Former Chairman of Kenya's Truth, Justice and Reconciliation Commission
Biography: National Christian Council of Kenya, 1971-78; Ambassador to France, 1978-81; High Commissioner to UK, 1981-83; Permanent Secretary, Ministry of Foreign Affairs, 1983-91; Chair, Board of the African Medical and Research Foundaton, 1991-03; Kenya’s Special Envoy to the Somalia peace process, 2003-05; Commissioner, Truth Justice and Reconciliation Commission, 2009-10
Commentary: Bethuel Kiplagat worked with Kenya’s National Christian Council of Kenya from 1971-78. A Kalenjin, he served in ex-President Daniel arap Moi’s government for thirteen years from 1978-1991, as Kenya's Ambassador to France and then High Commissioner to Britain between1978-83. He then was appointed as the Permanent Secretary in the Ministry of Foreign Affairs under Robert Ouko from 1983-1991 until the latter's torture and murder, apparently by allies of President Moi.
Those critical of the Moi government's investigations into Ouko's death have criticised Kiplagat for not doing more to press the issue; they also raise questions about his relations with British business man Tiny Rowland and his Lonrho conglomerate, and the Mozambican rebel group, Renamo.
Kiplagat left government in 1991 to concentrate on business and civic work: he chaired the Board of the African Medical and Research Foundation (AMREF) and then the Nairobi Stock Exchange until 2003. From 2003-2005, he was Kenya’s Special Envoy on the Somalia peace process and worked on other peace initiatives in the region. He is the Executive Director of the Kenya-based, the Africa Peace Forum and Concerned Citizens for Peace and formerly was Chancellor of Edgerton University.

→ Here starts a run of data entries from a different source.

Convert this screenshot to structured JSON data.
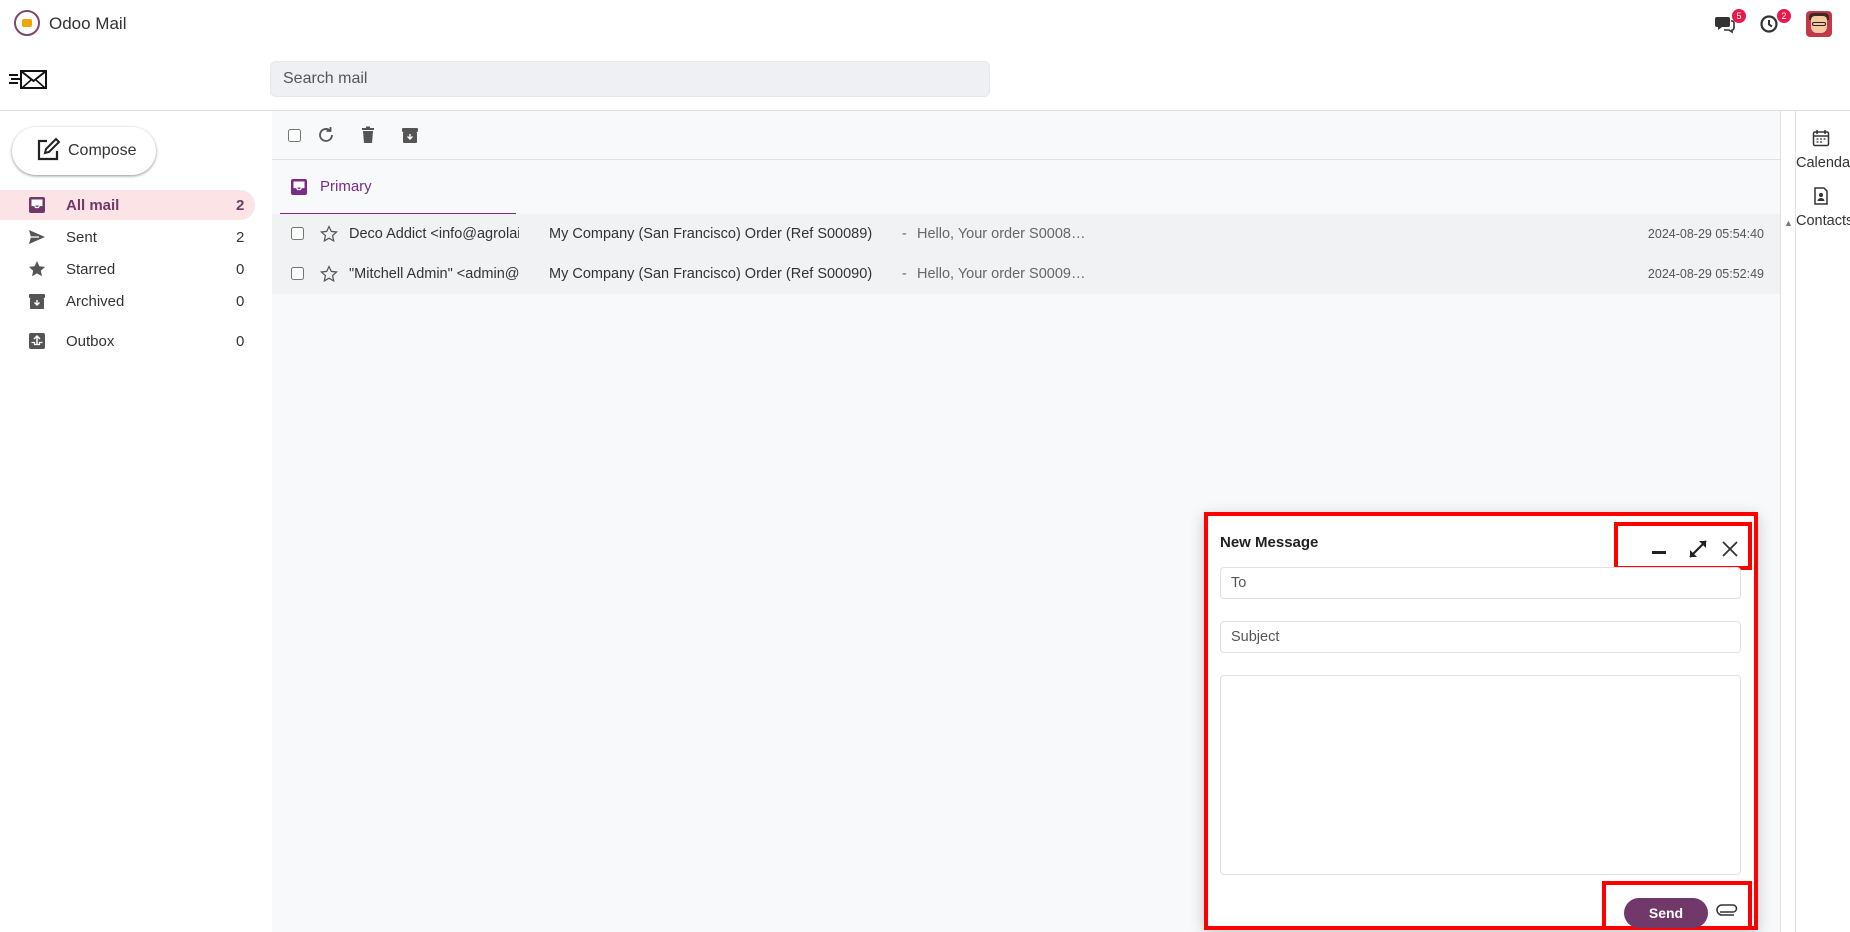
{
  "app": {
    "title": "Odoo Mail"
  },
  "header": {
    "chat_count": "5",
    "activity_count": "2"
  },
  "search": {
    "placeholder": "Search mail"
  },
  "sidebar": {
    "compose_label": "Compose",
    "items": [
      {
        "label": "All mail",
        "count": "2",
        "icon": "inbox-icon"
      },
      {
        "label": "Sent",
        "count": "2",
        "icon": "send-icon"
      },
      {
        "label": "Starred",
        "count": "0",
        "icon": "star-icon"
      },
      {
        "label": "Archived",
        "count": "0",
        "icon": "archive-icon"
      },
      {
        "label": "Outbox",
        "count": "0",
        "icon": "outbox-icon"
      }
    ]
  },
  "tabs": {
    "primary_label": "Primary"
  },
  "messages": [
    {
      "from": "Deco Addict <info@agrolait.com>",
      "subject": "My Company (San Francisco) Order (Ref S00089)",
      "snippet": "Hello, Your order S0008…",
      "date": "2024-08-29 05:54:40"
    },
    {
      "from": "\"Mitchell Admin\" <admin@yourcompany.example.com>",
      "subject": "My Company (San Francisco) Order (Ref S00090)",
      "snippet": "Hello, Your order S0009…",
      "date": "2024-08-29 05:52:49"
    }
  ],
  "message_separator": "-",
  "rail": {
    "calendar_label": "Calendar",
    "contacts_label": "Contacts"
  },
  "compose_dialog": {
    "title": "New Message",
    "to_placeholder": "To",
    "subject_placeholder": "Subject",
    "send_label": "Send"
  },
  "colors": {
    "brand": "#71396a",
    "active_bg": "#fbe3e6",
    "tab_accent": "#7c2a8a",
    "highlight_box": "#ff0000",
    "badge": "#e8194b"
  }
}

Internationally, Kiplagat's reputation was high: Chairman of the Africa Peer Review Mechanism of the New Partnership for Africa’s Development (NEPAD), on the Board of the International Crisis Group (ICG) and then appointed Chairman of Kenya's Truth Justice and Reconciliation Committee in August 2009. He held this position until he was forced to resign after allegations in the Ndung’u Report of Kiplagat illegally acquiring land, accusations in the Parliamentary Select Committee’s report into
Foreign Minister Robert Ouko’s murder in 1990, accusing

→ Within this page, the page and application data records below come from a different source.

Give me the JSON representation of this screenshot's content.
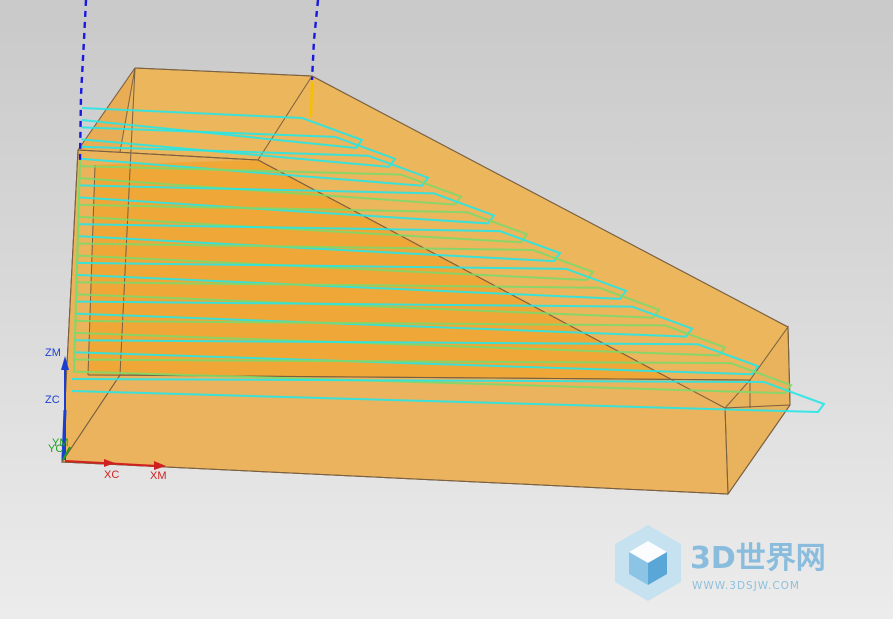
{
  "viewport": {
    "background_top": "#c9c9c9",
    "background_bottom": "#ececec"
  },
  "model": {
    "face_color": "#ecb65c",
    "inner_face_color": "#f0a531",
    "edge_color": "#7a6040"
  },
  "toolpath": {
    "cut_color": "#27e6e6",
    "engage_color": "#7fd86a",
    "rapid_color": "#1818e0",
    "feed_color": "#f5c000"
  },
  "triad": {
    "zm": "ZM",
    "zc": "ZC",
    "yc": "YC",
    "ym": "YM",
    "xc": "XC",
    "xm": "XM",
    "z_color": "#1a3fd0",
    "x_color": "#d02020",
    "y_color": "#20a020"
  },
  "watermark": {
    "title": "3D世界网",
    "url": "WWW.3DSJW.COM",
    "color": "#7fb8dc"
  }
}
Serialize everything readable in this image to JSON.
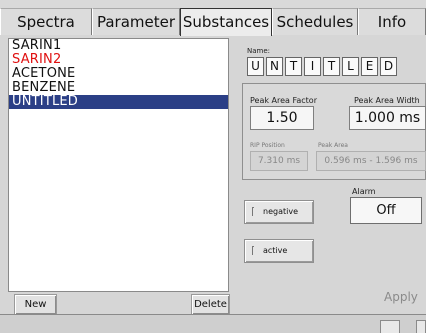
{
  "tabs": [
    {
      "label": "Spectra"
    },
    {
      "label": "Parameter"
    },
    {
      "label": "Substances",
      "active": true
    },
    {
      "label": "Schedules"
    },
    {
      "label": "Info"
    }
  ],
  "substances": {
    "items": [
      {
        "label": "SARIN1",
        "color": "#111111"
      },
      {
        "label": "SARIN2",
        "color": "#e01010"
      },
      {
        "label": "ACETONE",
        "color": "#111111"
      },
      {
        "label": "BENZENE",
        "color": "#111111"
      },
      {
        "label": "UNTITLED",
        "color": "#ffffff",
        "selected": true
      }
    ],
    "new_label": "New",
    "delete_label": "Delete"
  },
  "details": {
    "name_label": "Name:",
    "name_chars": [
      "U",
      "N",
      "T",
      "I",
      "T",
      "L",
      "E",
      "D"
    ],
    "peak_area_factor_label": "Peak Area Factor",
    "peak_area_factor_value": "1.50",
    "peak_area_width_label": "Peak Area Width",
    "peak_area_width_value": "1.000 ms",
    "rip_position_label": "RIP Position",
    "rip_position_value": "7.310 ms",
    "peak_area_label": "Peak Area",
    "peak_area_value": "0.596 ms - 1.596 ms",
    "negative_label": "negative",
    "active_label": "active",
    "alarm_label": "Alarm",
    "alarm_value": "Off",
    "apply_label": "Apply"
  },
  "colors": {
    "selection": "#2b3f86",
    "warning_text": "#e01010"
  }
}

Kiplagat of being ‘untruthful’ in his testimony to them, and
writings alleging he had a role in the Wagalla Massacre in Kenya’s
North Eastern Province, where security forces murdered around 3,000

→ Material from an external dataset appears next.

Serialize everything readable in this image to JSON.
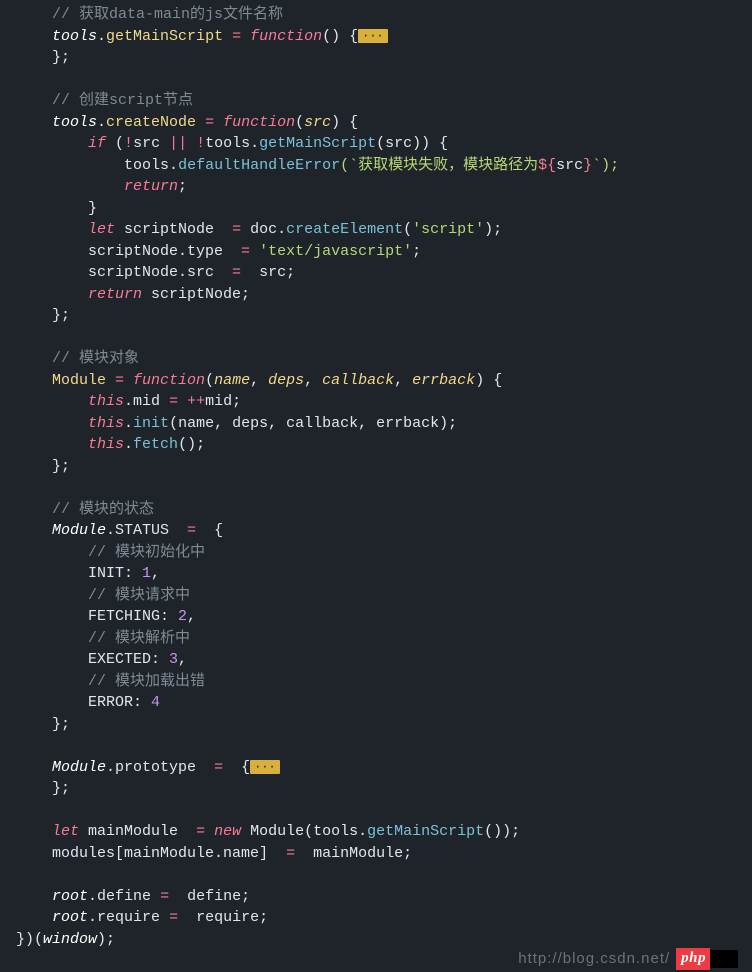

Kenyan Somali Muslims in 1984. He resigned in November 2010.